───── SUPPLIED DATA
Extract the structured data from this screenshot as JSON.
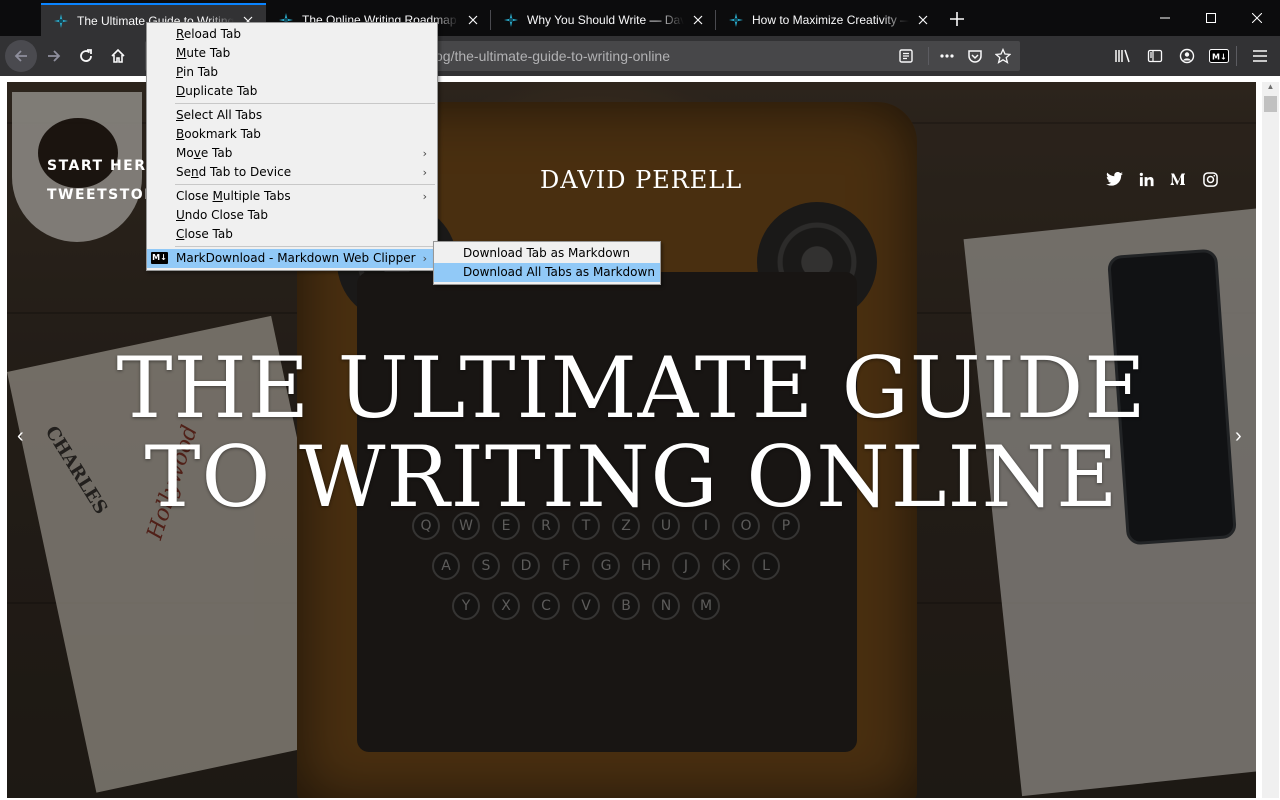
{
  "tabs": [
    {
      "title": "The Ultimate Guide to Writing Online",
      "selected": true
    },
    {
      "title": "The Online Writing Roadmap — David Perell",
      "selected": false
    },
    {
      "title": "Why You Should Write — David Perell",
      "selected": false
    },
    {
      "title": "How to Maximize Creativity — David Perell",
      "selected": false
    }
  ],
  "navbar": {
    "url": "og/the-ultimate-guide-to-writing-online"
  },
  "context_menu": {
    "items": [
      {
        "pre": "",
        "acc": "R",
        "post": "eload Tab"
      },
      {
        "pre": "",
        "acc": "M",
        "post": "ute Tab"
      },
      {
        "pre": "",
        "acc": "P",
        "post": "in Tab"
      },
      {
        "pre": "",
        "acc": "D",
        "post": "uplicate Tab"
      },
      {
        "pre": "",
        "acc": "S",
        "post": "elect All Tabs"
      },
      {
        "pre": "",
        "acc": "B",
        "post": "ookmark Tab"
      },
      {
        "pre": "Mo",
        "acc": "v",
        "post": "e Tab"
      },
      {
        "pre": "Se",
        "acc": "n",
        "post": "d Tab to Device"
      },
      {
        "pre": "Close ",
        "acc": "M",
        "post": "ultiple Tabs"
      },
      {
        "pre": "",
        "acc": "U",
        "post": "ndo Close Tab"
      },
      {
        "pre": "",
        "acc": "C",
        "post": "lose Tab"
      },
      {
        "label": "MarkDownload - Markdown Web Clipper"
      }
    ],
    "md_icon_text": "M↓"
  },
  "submenu": {
    "items": [
      {
        "label": "Download Tab as Markdown"
      },
      {
        "label": "Download All Tabs as Markdown"
      }
    ]
  },
  "page": {
    "nav_links": [
      "START HERE",
      "TWEETSTORMS"
    ],
    "site_name": "DAVID PERELL",
    "headline_line1": "THE ULTIMATE GUIDE",
    "headline_line2": "TO WRITING ONLINE",
    "prev_arrow": "‹",
    "next_arrow": "›",
    "social_icons": [
      "twitter-icon",
      "linkedin-icon",
      "medium-icon",
      "instagram-icon"
    ]
  },
  "colors": {
    "accent": "#0a84ff",
    "menu_highlight": "#91c9f7",
    "toolbar": "#323234",
    "tabstrip": "#0c0c0d"
  }
}
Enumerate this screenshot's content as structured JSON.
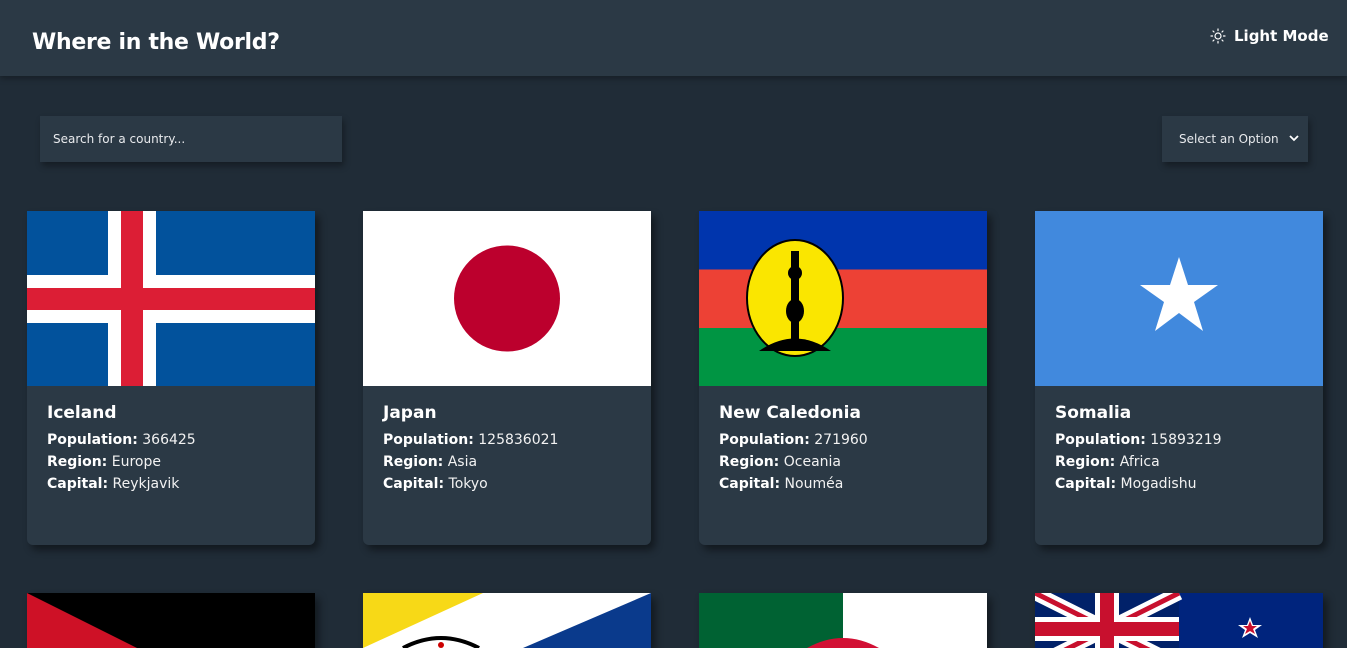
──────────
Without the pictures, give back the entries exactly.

ANSWER AREA »
Extract the structured data from this screenshot as JSON.
{
  "tabs": [
    {
      "title": "The Ultimate Guide to Writing Online",
      "selected": true
    },
    {
      "title": "The Online Writing Roadmap — David Perell",
      "selected": false
    },
    {
      "title": "Why You Should Write — David Perell",
      "selected": false
    },
    {
      "title": "How to Maximize Creativity — David Perell",
      "selected": false
    }
  ],
  "navbar": {
    "url": "og/the-ultimate-guide-to-writing-online"
  },
  "context_menu": {
    "items": [
      {
        "pre": "",
        "acc": "R",
        "post": "eload Tab"
      },
      {
        "pre": "",
        "acc": "M",
        "post": "ute Tab"
      },
      {
        "pre": "",
        "acc": "P",
        "post": "in Tab"
      },
      {
        "pre": "",
        "acc": "D",
        "post": "uplicate Tab"
      },
      {
        "pre": "",
        "acc": "S",
        "post": "elect All Tabs"
      },
      {
        "pre": "",
        "acc": "B",
        "post": "ookmark Tab"
      },
      {
        "pre": "Mo",
        "acc": "v",
        "post": "e Tab"
      },
      {
        "pre": "Se",
        "acc": "n",
        "post": "d Tab to Device"
      },
      {
        "pre": "Close ",
        "acc": "M",
        "post": "ultiple Tabs"
      },
      {
        "pre": "",
        "acc": "U",
        "post": "ndo Close Tab"
      },
      {
        "pre": "",
        "acc": "C",
        "post": "lose Tab"
      },
      {
        "label": "MarkDownload - Markdown Web Clipper"
      }
    ],
    "md_icon_text": "M↓"
  },
  "submenu": {
    "items": [
      {
        "label": "Download Tab as Markdown"
      },
      {
        "label": "Download All Tabs as Markdown"
      }
    ]
  },
  "page": {
    "nav_links": [
      "START HERE",
      "TWEETSTORMS"
    ],
    "site_name": "DAVID PERELL",
    "headline_line1": "THE ULTIMATE GUIDE",
    "headline_line2": "TO WRITING ONLINE",
    "prev_arrow": "‹",
    "next_arrow": "›",
    "social_icons": [
      "twitter-icon",
      "linkedin-icon",
      "medium-icon",
      "instagram-icon"
    ]
  },
  "colors": {
    "accent": "#0a84ff",
    "menu_highlight": "#91c9f7",
    "toolbar": "#323234",
    "tabstrip": "#0c0c0d"
  }
}
Enumerate this screenshot's content as structured JSON.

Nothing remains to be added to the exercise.